Last week there was an altercation at a pool in McKinney, Texas. I stumbled across this story on Twitter because McKinney was trending, and since my favourites bloggers (Shay, Andrea, Erika, et al) live in McKinney I checked it out. What I found was quite troubling. (Disclaimer, I don't know all of the facts, I am only piecing this together from a few news reports I read and some comments on Twitter - crack journalism over here). From what I understand, and on a really basic level, there was a group of black teenagers that crashed a pool party. The (white) people at the pool called the cops. After the cops arrive, at least one of them drew his gun on the teenagers and the kids were pinned them to the ground. The teenagers were unarmed and were mostly wearing their bathing suits so, other than mouthing off, they did not seem to be much of a threat.
Obviously there would be more to this story than this, there always is, but it reminded me of something I heard from the podcast, This American Life, a few weeks ago. It was just one person's opinion but it is an interesting perspective.
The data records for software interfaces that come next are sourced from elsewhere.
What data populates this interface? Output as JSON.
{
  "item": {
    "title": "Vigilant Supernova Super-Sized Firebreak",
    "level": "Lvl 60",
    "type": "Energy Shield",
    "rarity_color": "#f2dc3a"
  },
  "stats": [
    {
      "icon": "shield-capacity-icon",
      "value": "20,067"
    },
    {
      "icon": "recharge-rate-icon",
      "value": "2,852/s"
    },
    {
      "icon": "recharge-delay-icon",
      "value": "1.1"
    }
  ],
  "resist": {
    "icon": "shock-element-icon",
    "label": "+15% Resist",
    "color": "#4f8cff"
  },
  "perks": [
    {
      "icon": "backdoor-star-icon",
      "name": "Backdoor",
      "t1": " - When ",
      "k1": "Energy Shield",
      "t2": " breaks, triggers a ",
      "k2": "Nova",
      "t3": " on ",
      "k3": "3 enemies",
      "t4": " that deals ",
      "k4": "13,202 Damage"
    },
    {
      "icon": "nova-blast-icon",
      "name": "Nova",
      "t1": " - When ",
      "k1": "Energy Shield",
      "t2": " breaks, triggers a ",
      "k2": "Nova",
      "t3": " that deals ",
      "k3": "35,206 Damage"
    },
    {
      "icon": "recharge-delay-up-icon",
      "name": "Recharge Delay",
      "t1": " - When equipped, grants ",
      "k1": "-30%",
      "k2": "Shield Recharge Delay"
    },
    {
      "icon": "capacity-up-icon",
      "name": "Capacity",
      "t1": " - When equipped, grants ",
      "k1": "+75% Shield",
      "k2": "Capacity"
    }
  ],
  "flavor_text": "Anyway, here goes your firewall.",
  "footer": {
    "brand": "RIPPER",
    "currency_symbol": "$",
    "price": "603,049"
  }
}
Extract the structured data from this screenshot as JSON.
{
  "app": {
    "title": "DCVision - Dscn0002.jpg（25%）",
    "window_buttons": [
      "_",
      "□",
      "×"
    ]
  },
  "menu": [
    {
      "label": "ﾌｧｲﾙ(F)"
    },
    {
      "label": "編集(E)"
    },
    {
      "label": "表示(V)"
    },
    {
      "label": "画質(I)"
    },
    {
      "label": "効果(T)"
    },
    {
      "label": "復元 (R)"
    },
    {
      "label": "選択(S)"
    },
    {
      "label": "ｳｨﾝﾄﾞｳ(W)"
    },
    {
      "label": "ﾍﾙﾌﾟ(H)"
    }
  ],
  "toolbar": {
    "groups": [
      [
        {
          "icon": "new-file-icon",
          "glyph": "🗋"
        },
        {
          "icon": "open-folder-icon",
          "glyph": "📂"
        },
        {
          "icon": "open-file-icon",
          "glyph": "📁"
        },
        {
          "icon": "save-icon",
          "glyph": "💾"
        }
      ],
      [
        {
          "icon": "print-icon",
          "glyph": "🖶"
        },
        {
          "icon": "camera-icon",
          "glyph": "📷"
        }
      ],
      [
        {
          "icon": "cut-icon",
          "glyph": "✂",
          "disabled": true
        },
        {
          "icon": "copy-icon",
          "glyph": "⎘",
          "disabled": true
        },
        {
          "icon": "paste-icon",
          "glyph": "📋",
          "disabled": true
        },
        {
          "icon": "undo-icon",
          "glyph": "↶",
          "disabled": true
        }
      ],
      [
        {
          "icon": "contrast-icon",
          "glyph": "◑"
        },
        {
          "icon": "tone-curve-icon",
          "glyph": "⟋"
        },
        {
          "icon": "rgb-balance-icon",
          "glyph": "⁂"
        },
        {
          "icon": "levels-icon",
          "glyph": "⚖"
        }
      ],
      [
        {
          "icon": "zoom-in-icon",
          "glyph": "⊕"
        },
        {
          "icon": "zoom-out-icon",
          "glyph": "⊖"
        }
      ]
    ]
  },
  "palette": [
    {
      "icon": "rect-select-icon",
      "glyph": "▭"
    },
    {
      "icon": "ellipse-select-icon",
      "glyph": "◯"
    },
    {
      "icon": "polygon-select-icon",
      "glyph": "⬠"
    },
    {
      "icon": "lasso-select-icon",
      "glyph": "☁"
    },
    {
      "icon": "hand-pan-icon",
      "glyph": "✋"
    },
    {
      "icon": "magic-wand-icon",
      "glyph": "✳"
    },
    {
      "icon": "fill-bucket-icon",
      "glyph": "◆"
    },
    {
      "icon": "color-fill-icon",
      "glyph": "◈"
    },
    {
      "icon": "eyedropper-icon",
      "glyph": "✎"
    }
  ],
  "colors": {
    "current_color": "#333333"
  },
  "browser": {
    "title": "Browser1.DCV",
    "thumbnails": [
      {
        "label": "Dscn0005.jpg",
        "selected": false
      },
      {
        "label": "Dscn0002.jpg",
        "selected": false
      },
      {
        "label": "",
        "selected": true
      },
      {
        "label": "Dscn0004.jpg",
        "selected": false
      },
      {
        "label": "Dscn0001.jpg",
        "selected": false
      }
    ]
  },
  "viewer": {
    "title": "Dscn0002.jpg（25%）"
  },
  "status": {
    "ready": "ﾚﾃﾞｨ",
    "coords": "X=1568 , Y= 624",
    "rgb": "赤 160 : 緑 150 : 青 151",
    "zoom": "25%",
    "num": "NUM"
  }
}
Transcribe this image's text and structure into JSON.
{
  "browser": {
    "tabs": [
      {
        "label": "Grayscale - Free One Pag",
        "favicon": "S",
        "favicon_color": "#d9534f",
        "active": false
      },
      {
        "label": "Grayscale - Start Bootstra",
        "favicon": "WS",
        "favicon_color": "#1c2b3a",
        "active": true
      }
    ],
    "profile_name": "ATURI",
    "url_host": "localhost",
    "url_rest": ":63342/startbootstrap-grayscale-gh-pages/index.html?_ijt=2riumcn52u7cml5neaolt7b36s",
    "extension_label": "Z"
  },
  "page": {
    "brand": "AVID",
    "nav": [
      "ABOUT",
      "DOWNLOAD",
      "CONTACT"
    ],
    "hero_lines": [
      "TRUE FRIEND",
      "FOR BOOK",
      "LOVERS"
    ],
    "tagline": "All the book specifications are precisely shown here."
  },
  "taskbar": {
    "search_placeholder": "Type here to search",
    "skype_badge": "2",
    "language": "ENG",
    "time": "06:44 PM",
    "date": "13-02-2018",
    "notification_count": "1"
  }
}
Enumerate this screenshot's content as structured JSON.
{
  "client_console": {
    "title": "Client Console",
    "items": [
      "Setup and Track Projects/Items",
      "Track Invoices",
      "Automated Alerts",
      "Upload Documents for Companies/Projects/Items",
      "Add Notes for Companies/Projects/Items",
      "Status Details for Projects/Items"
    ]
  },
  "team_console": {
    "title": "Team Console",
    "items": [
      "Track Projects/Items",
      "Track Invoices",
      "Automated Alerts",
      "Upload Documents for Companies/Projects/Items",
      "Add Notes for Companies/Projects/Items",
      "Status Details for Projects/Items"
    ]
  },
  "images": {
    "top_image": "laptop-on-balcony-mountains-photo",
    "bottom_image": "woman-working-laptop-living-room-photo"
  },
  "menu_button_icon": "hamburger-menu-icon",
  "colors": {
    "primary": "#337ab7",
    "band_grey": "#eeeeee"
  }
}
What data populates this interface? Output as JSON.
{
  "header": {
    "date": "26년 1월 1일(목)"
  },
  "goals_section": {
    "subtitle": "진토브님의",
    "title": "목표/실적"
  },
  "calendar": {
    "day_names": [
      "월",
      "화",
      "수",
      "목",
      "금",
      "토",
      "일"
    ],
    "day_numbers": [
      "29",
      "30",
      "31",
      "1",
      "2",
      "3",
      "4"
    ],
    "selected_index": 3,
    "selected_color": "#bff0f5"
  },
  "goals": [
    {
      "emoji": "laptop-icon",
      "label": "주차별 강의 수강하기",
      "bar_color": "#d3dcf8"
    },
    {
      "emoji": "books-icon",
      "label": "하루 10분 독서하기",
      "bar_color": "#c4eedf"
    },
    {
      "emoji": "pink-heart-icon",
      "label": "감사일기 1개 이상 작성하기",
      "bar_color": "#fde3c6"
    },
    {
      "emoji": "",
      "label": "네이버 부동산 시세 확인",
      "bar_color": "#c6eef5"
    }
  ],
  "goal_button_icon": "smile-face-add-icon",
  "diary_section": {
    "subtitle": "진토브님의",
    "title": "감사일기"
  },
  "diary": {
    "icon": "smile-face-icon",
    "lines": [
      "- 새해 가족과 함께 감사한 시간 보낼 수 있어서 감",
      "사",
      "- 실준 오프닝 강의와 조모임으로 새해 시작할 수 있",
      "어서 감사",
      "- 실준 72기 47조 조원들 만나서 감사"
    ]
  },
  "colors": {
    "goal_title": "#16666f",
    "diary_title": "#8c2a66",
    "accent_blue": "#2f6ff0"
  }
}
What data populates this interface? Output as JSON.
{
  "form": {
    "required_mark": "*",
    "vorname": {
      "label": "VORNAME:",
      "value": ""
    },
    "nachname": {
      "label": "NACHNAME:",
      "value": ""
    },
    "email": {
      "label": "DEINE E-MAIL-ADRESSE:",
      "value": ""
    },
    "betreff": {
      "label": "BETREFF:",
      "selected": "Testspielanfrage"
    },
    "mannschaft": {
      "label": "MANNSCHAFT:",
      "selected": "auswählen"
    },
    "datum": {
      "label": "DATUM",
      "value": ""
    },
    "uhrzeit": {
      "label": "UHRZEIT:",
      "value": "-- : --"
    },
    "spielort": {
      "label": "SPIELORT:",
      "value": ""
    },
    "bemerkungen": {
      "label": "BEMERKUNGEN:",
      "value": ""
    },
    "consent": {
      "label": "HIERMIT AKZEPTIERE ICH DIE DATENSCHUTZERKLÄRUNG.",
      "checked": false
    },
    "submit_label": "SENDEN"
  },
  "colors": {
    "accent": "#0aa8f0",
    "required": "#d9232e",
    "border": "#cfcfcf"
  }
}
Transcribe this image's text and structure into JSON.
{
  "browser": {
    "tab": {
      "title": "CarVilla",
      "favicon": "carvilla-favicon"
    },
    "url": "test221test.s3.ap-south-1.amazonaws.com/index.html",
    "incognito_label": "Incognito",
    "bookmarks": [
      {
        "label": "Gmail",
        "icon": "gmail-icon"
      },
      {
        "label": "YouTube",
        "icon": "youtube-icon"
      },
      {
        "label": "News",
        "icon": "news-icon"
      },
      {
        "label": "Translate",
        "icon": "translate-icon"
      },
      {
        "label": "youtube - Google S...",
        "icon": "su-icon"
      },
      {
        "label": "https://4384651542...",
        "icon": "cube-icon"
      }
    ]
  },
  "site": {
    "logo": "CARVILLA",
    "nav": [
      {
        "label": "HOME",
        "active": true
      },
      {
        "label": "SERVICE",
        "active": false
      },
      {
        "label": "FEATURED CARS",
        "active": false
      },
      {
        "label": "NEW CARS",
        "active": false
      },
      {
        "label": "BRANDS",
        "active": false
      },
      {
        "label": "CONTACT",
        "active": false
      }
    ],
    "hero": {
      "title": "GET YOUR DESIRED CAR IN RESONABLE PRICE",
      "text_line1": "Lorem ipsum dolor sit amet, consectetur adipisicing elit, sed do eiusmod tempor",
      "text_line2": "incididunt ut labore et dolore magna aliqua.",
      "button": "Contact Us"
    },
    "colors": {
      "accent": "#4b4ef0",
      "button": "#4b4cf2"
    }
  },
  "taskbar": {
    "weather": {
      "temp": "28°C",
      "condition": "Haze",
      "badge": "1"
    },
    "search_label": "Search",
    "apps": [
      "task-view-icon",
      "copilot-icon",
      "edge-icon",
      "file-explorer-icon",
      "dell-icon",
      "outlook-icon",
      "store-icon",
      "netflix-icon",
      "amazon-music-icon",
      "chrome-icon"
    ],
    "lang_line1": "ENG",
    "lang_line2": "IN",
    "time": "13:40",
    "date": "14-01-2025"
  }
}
Think for a minute that the world is divided into "white space" and "black space". White space, for example, is an office building, a cafe, a middle to upper class neighbourhood, etc. Black space is a rough neighbourhood, a certain type of bar or restaurant, but not too many other places. When we see a black person in a white space, our brain automatically questions what they are doing there, even if just for a split second. That (even tiny) suspicion is the root of many of the race tensions that have always existed but that we are seeing a lot of recently. In the pool party example above, those black teenagers were in a "white space" and that is how the problem started.
To be clear, the concept of this white/black space is a way someone has tried to explain the cause of the problems, I obviously do not think there are places where black people shouldn't be.
Here in Canada, we see a lot of these tragic white cop vs black teenager encounters in the United States and we think that those things do not happen here. And maybe we don't see it as often (probably due to our much smaller population), but we have our own problems. Carding is a regular practice in Toronto, and it is basically reliant on the whole white space/black space. Carding is the police practice of stopping people on the street and collecting information about them; the cops do not need reasonable grounds to stop someone. Why are the cops carding a disproportionate amount of black men in Toronto? Is it because they are in a white space, so they are automatically suspicious? The mayor and the new (black) chief of police of Toronto are actively trying to address questions about this practice and why it continues. I cannot see its merit, and from a "law and economics" perspective (and I did take this class in law school and I still have the book), I do not think the benefit of maybe finding a suspect for a crime or stopping crime by carding people, outweighs the cost it has on our treatment of citizens of this city. I actually think that Toronto is so lucky because of all of the cultures we have, and the variety of neighbourhoods that border each other almost seamlessly. It is common to drive or walk only a short distance and end up in a completely different place - both culturally and socio-economically. I think that helps to build a strong community. For the most part people go about their business without incident.
So although we do have it pretty good in Toronto, and in Canada in general, there are still many reasons why we can't hold ourselves in higher regard than our US neighbours (police treatment of the mentally ill and Aboriginals just a few other issues).
In summary, you should listen to This American Life. It isn't always about race, but they do some really thoughtful stories about it, and other important topics. It will make you think, if nothing else.